Robotic formwork

“You waste less and significantly reduce the carbon involved in construction” “Rather we are about moving from mass production to mass customisation – making it easier to design and build efficiently.”

You may have seen those pin-mould toys that make popular stocking-fillers; press your hand onto the bed of closely-packed blunt metal pins and – hey presto! – a 3-D sculpture of your hand. The Amazon listing promises that the “possibilities are endless” and invites buyers to “let their imagination run wild”.

Doing just that is the ACORN team – a group of researchers at Cambridge, Dundee and Bath universities.
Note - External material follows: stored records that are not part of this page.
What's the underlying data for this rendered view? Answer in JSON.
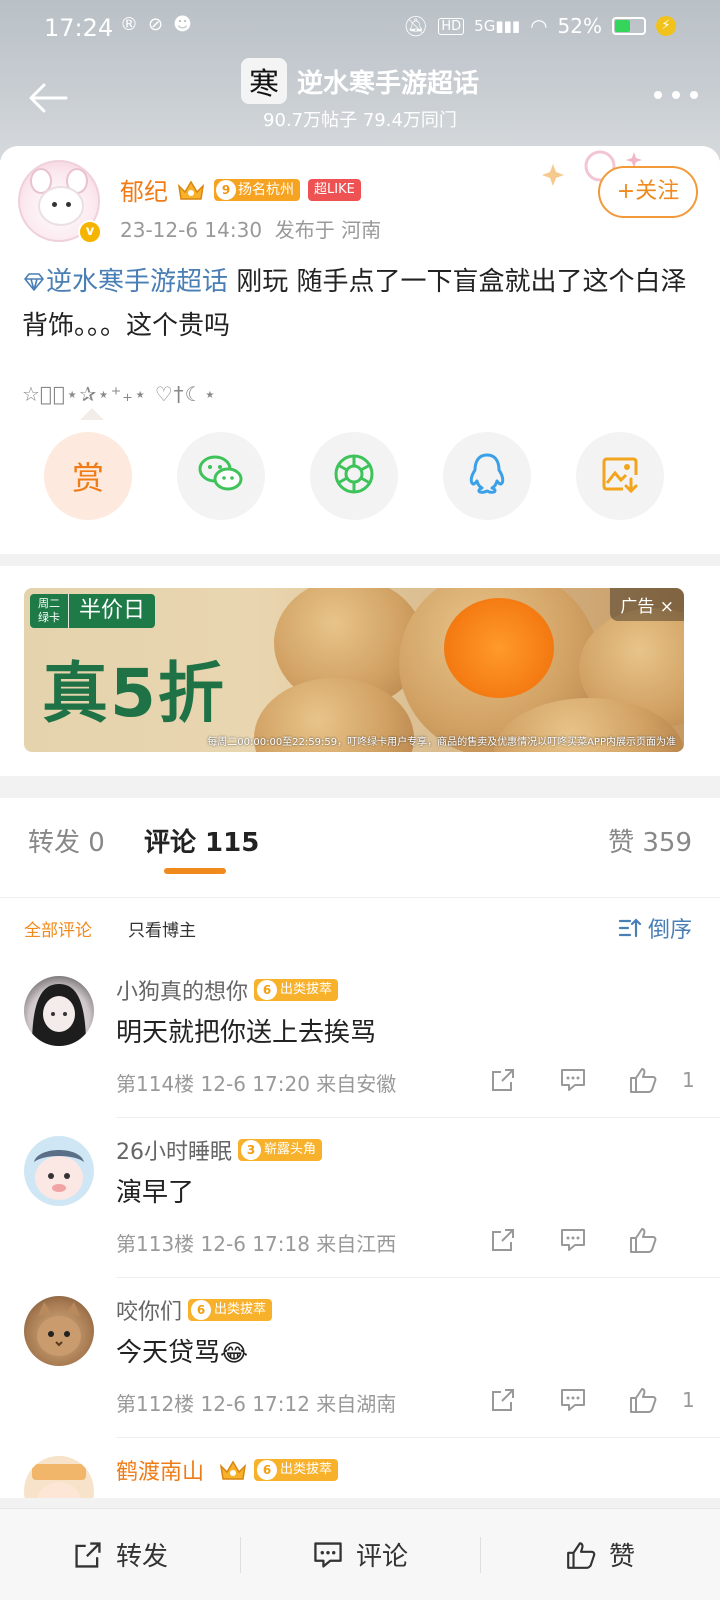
{
  "status_bar": {
    "time": "17:24",
    "network": "5G",
    "hd": "HD",
    "battery": "52%",
    "battery_level": 0.52,
    "left_icons": [
      "location-icon",
      "link-icon",
      "game-icon"
    ]
  },
  "nav": {
    "title": "逆水寒手游超话",
    "logo_char": "寒",
    "subtitle": "90.7万帖子 79.4万同门"
  },
  "post": {
    "author": "郁纪",
    "badge_level": "9",
    "badge_text": "扬名杭州",
    "super_badge": "超LIKE",
    "time": "23-12-6 14:30",
    "location": "发布于 河南",
    "follow_label": "+关注",
    "topic": "逆水寒手游超话",
    "text": " 刚玩 随手点了一下盲盒就出了这个白泽背饰。。。这个贵吗",
    "deco_text": "☆ﾟ｡⋆✰⋆⁺₊⋆ ♡†☾⋆",
    "reward_label": "赏",
    "share_icons": [
      "wechat-icon",
      "moments-icon",
      "qq-icon",
      "save-image-icon"
    ]
  },
  "ad": {
    "tag_small": "周二绿卡",
    "tag_big": "半价日",
    "headline": "真5折",
    "label": "广告 ×",
    "footnote": "每周二00:00:00至22:59:59，叮咚绿卡用户专享，商品的售卖及优惠情况以叮咚买菜APP内展示页面为准"
  },
  "tabs": {
    "repost": "转发 0",
    "comment": "评论 115",
    "likes": "赞 359"
  },
  "filters": {
    "all": "全部评论",
    "author_only": "只看博主",
    "sort": "倒序"
  },
  "comments": [
    {
      "name": "小狗真的想你",
      "badge_level": "6",
      "badge_text": "出类拔萃",
      "text": "明天就把你送上去挨骂",
      "meta": "第114楼 12-6 17:20 来自安徽",
      "likes": "1"
    },
    {
      "name": "26小时睡眠",
      "badge_level": "3",
      "badge_text": "崭露头角",
      "text": "演早了",
      "meta": "第113楼 12-6 17:18 来自江西",
      "likes": ""
    },
    {
      "name": "咬你们",
      "badge_level": "6",
      "badge_text": "出类拔萃",
      "text": "今天贷骂",
      "emoji": "😂",
      "meta": "第112楼 12-6 17:12 来自湖南",
      "likes": "1"
    },
    {
      "name": "鹤渡南山",
      "badge_level": "6",
      "badge_text": "出类拔萃",
      "text": "",
      "meta": "",
      "likes": ""
    }
  ],
  "bottom_bar": {
    "repost": "转发",
    "comment": "评论",
    "like": "赞"
  },
  "colors": {
    "accent": "#f08a1c",
    "link": "#4a7fb5",
    "header_bg": "#c3c8cd"
  }
}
Digital design experts at Bath are creating software tools that will be used – among other things – to power a giant 8m x 4m pin-mould in Cambridge to become bespoke formwork at the touch of a return key.

Heading up ACORN in Cambridge is Dr John Orr, lecturer in concrete structures: “Pin-moulds have already been used to make precast facade panels, but we are looking to build on the idea – for example, by having robotic arms place reinforcement within the flexible moulds and using them to make more efficiently designed structural elements.”
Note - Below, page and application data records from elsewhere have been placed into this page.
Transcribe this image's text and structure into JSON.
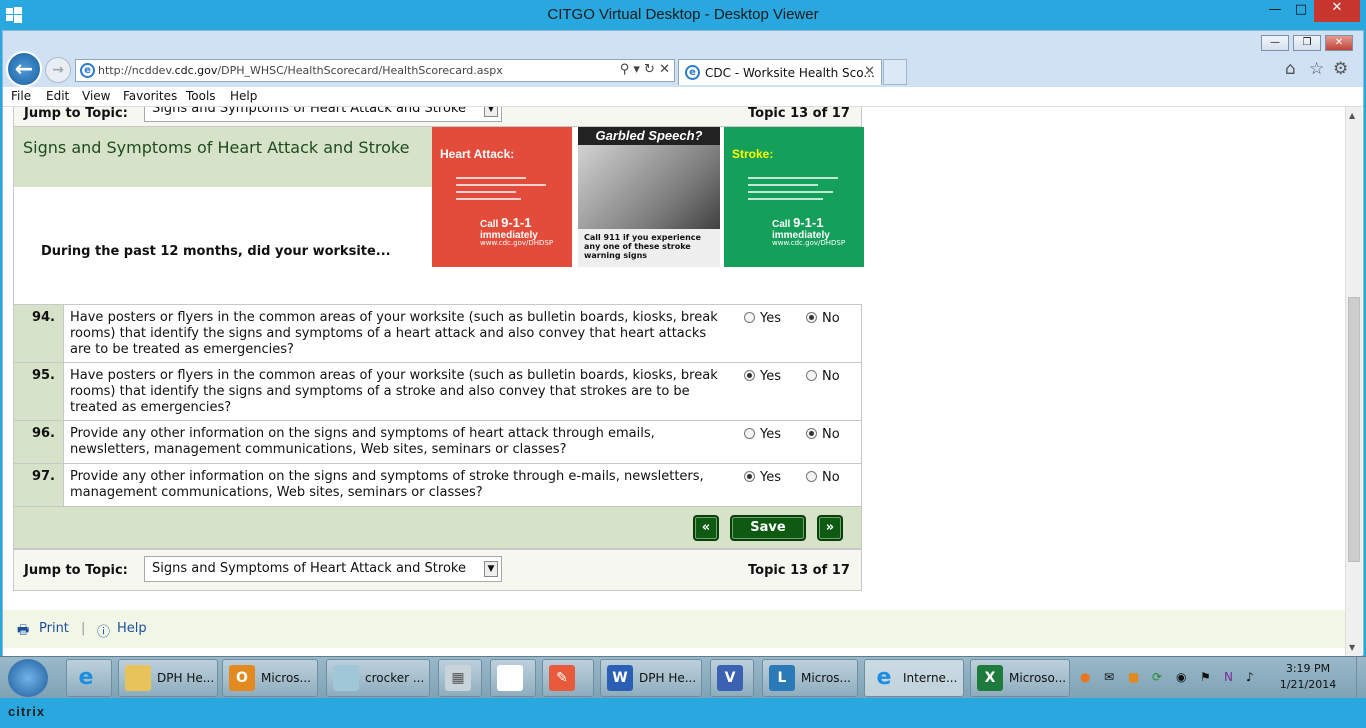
{
  "citrix_title": "CITGO Virtual Desktop - Desktop Viewer",
  "citrix_controls": {
    "minimize": "—",
    "restore": "□",
    "close": "✕"
  },
  "citrix_brand": "citrix",
  "ie": {
    "url_prefix": "http://ncddev.",
    "url_domain": "cdc.gov",
    "url_suffix": "/DPH_WHSC/HealthScorecard/HealthScorecard.aspx",
    "tab_title": "CDC - Worksite Health Sco...",
    "menu": [
      "File",
      "Edit",
      "View",
      "Favorites",
      "Tools",
      "Help"
    ]
  },
  "page": {
    "jump_label": "Jump to Topic:",
    "topic_select": "Signs and Symptoms of Heart Attack and Stroke",
    "topic_counter": "Topic 13 of 17",
    "section_title": "Signs and Symptoms of Heart Attack and Stroke",
    "intro": "During the past 12 months, did your worksite...",
    "poster1": {
      "title": "Heart Attack:",
      "call": "Call",
      "num": "9-1-1",
      "tail": "immediately",
      "url": "www.cdc.gov/DHDSP"
    },
    "poster2": {
      "title": "Garbled Speech?",
      "foot": "Call 911 if you experience any one of these stroke warning signs"
    },
    "poster3": {
      "title": "Stroke:",
      "call": "Call",
      "num": "9-1-1",
      "tail": "immediately",
      "url": "www.cdc.gov/DHDSP"
    },
    "questions": [
      {
        "num": "94.",
        "text": "Have posters or flyers in the common areas of your worksite (such as bulletin boards, kiosks, break rooms) that identify the signs and symptoms of a heart attack and also convey that heart attacks are to be treated as emergencies?",
        "answer": "No"
      },
      {
        "num": "95.",
        "text": "Have posters or flyers in the common areas of your worksite (such as bulletin boards, kiosks, break rooms) that identify the signs and symptoms of a stroke and also convey that strokes are to be treated as emergencies?",
        "answer": "Yes"
      },
      {
        "num": "96.",
        "text": "Provide any other information on the signs and symptoms of heart attack through emails, newsletters, management communications, Web sites, seminars or classes?",
        "answer": "No"
      },
      {
        "num": "97.",
        "text": "Provide any other information on the signs and symptoms of stroke through e-mails, newsletters, management communications, Web sites, seminars or classes?",
        "answer": "Yes"
      }
    ],
    "yes_label": "Yes",
    "no_label": "No",
    "prev_label": "«",
    "save_label": "Save",
    "next_label": "»",
    "print_label": "Print",
    "help_label": "Help"
  },
  "taskbar": {
    "items": [
      "DPH He...",
      "Micros...",
      "crocker ...",
      "DPH He...",
      "Micros...",
      "Interne...",
      "Microso..."
    ],
    "time": "3:19 PM",
    "date": "1/21/2014"
  }
}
The smarter production of columns and beams – elements that use just enough material and space to perform their structural function and no more – is the primary aim of ACORN. “The key benefit, compared with standard planar formwork, is that you waste less and so significantly reduce the carbon involved in construction,” explains Orr. “But our approach also involves taking more manufacture off-site and realising other benefits such as faster construction and safer working.”
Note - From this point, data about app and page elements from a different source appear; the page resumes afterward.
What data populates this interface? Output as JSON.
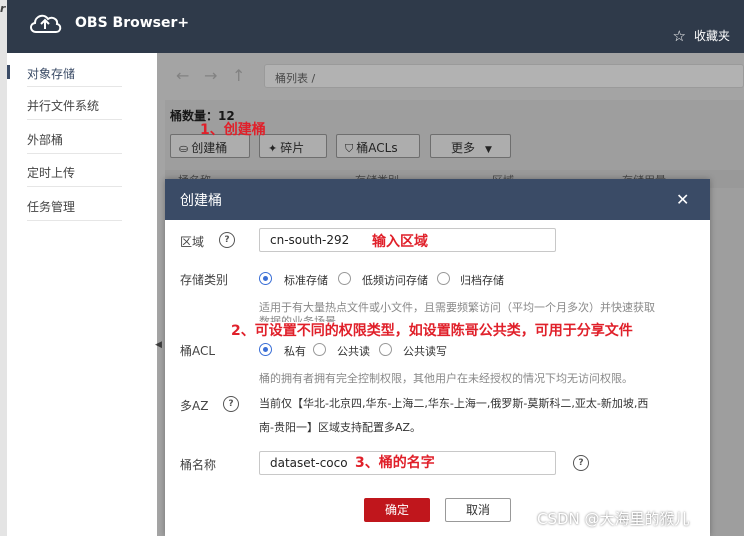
{
  "app": {
    "title": "OBS Browser+",
    "corner": "r",
    "favorites": "收藏夹"
  },
  "sidebar": {
    "items": [
      {
        "label": "对象存储",
        "active": true
      },
      {
        "label": "并行文件系统"
      },
      {
        "label": "外部桶"
      },
      {
        "label": "定时上传"
      },
      {
        "label": "任务管理"
      }
    ]
  },
  "nav": {
    "breadcrumb": "桶列表 /"
  },
  "main": {
    "bucket_count": "桶数量：12",
    "toolbar": {
      "create": "创建桶",
      "fragments": "碎片",
      "acls": "桶ACLs",
      "more": "更多"
    },
    "columns": [
      "桶名称",
      "存储类别",
      "区域",
      "存储用量"
    ]
  },
  "annotations": {
    "a1": "1、创建桶",
    "a2": "输入区域",
    "a3": "2、可设置不同的权限类型，如设置陈哥公共类，可用于分享文件",
    "a4": "3、桶的名字"
  },
  "modal": {
    "title": "创建桶",
    "region_label": "区域",
    "region_value": "cn-south-292",
    "storage_label": "存储类别",
    "storage_options": [
      "标准存储",
      "低频访问存储",
      "归档存储"
    ],
    "storage_desc_1": "适用于有大量热点文件或小文件，且需要频繁访问（平均一个月多次）并快速获取",
    "storage_desc_2": "数据的业务场景",
    "acl_label": "桶ACL",
    "acl_options": [
      "私有",
      "公共读",
      "公共读写"
    ],
    "acl_desc": "桶的拥有者拥有完全控制权限，其他用户在未经授权的情况下均无访问权限。",
    "az_label": "多AZ",
    "az_text_1": "当前仅【华北-北京四,华东-上海二,华东-上海一,俄罗斯-莫斯科二,亚太-新加坡,西",
    "az_text_2": "南-贵阳一】区域支持配置多AZ。",
    "name_label": "桶名称",
    "name_value": "dataset-coco",
    "ok": "确定",
    "cancel": "取消"
  },
  "watermark": "CSDN @大海里的猴儿",
  "colors": {
    "header": "#2f3a4a",
    "modal_header": "#3a4b66",
    "ok_button": "#c0161c",
    "annotation": "#e0202a",
    "radio": "#3b6fd6"
  }
}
Optimising structures in this way – entering a world of tapering columns and “fish-belly” beams that are thicker in the middle where the strength is needed – has been discussed before. But contractors and engineers are usually sceptical and fear higher design costs and questionable buildability. They should be reassured by Orr’s approach: “I did my first degree at Bath University partly because it had a combined department of architecture and civil engineering. I think having an architect doing a squiggle and then passing it on to an engineer to build is not a good way of doing things.”

Addressing the disconnects between design and practicality is at the heart of the ACORN project: “We do the messy concrete stuff here in Cambridge, but the digital side, mainly being done at Bath, seeks to optimise structural design and ensure it links coherently to automated or robotic manufacturing, while at the same time developing computational tools for constructability.”

ACORN is not about creating impossible designs, says Orr: “Rather we are about moving from mass production to mass customisation – making it easier to design and build efficiently.”

Staying true to his roots then, Orr wants ACORN to use the latest tech to allow architecture and engineering to work as one from the start. If they get it right, buildings will need less material and enjoy smaller carbon footprints. And some of them, at least, will look like nothing we have seen before.

Words by Tony Whitehead
Photo Paul Burroughs
Published in CQ Spring 2020